len cannot be 0 (it does not make sense to operate 0 floating points). This way the value
000 in these bits means
len = 1,
len = 2, ...,
len = 8. The following is a code that sets
len to 8.
stride is stored in bits 20 to 21 of
fpscr. Similar to
len, a value of
00 in these bits means
stride = 1,
stride = 2,
stride = 3 and
stride = 4.
Function call convention and floating-point registers
Since we have introduced new registers we should state how to use them when calling functions. The following rules apply for VFPv2 registers.
fpscrhave all their bits as zero at the entry of a function and those bits must be zero when leaving it.
- We can pass floating point parameters using registers
d7. Note that passing a double-precision after a single-precision may involve discarding an odd-numbered single-precision register (for instance we can use
d1but note that
s1will be unused).
- All other floating point registers (
d15) must have their values preserved upon leaving the function. Instructions
vpopcan be used for that.
- If a function returns a floating-point value, the return register will be
Finally a note about variadic functions like printf: you cannot pass a single-precision floating point to one of such functions. Only doubles can be passed. So you will need to convert the single-precision values into double-precision values. Note also that usual integer registers are used (
r3), so you will only be able to pass up to 2 double-precision values, the remaining must be passed on the stack. In particular for
r0 contains the address of the string format, you will only be able to pass a double-precision in
Make sure you pass the flag
as, otherwise it will not recognize the VFPv2 instructions.
You may want to check this official quick reference card of VFP. Note that it includes also VFPv3 not available in the Raspberry Pi processor.
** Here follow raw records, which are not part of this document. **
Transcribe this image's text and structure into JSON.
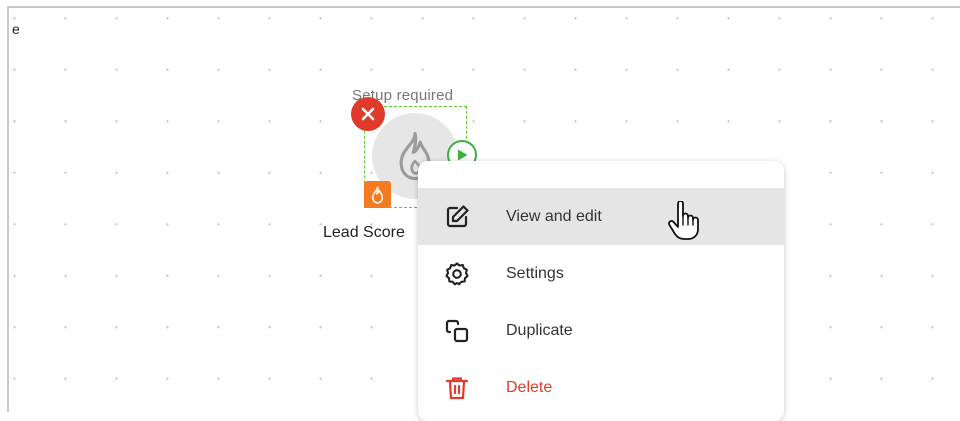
{
  "canvas": {
    "corner_text": "e"
  },
  "node": {
    "status_label": "Setup required",
    "title": "Lead Score",
    "icon": "flame-icon",
    "badge_icon": "flame-icon",
    "remove_icon": "close-icon",
    "run_icon": "play-icon"
  },
  "context_menu": {
    "items": [
      {
        "label": "View and edit",
        "icon": "edit-icon",
        "hover": true
      },
      {
        "label": "Settings",
        "icon": "gear-icon"
      },
      {
        "label": "Duplicate",
        "icon": "duplicate-icon"
      },
      {
        "label": "Delete",
        "icon": "trash-icon",
        "danger": true
      }
    ]
  },
  "colors": {
    "danger": "#e03b2a",
    "selection": "#5ccc2f",
    "run": "#3fae3f",
    "badge": "#f47b20",
    "hover": "#e5e5e5"
  }
}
Most of what is there has already been presented here although some minor details may have been omitted.
In the next chapter we will use these instructions in a full example.
That's all for today.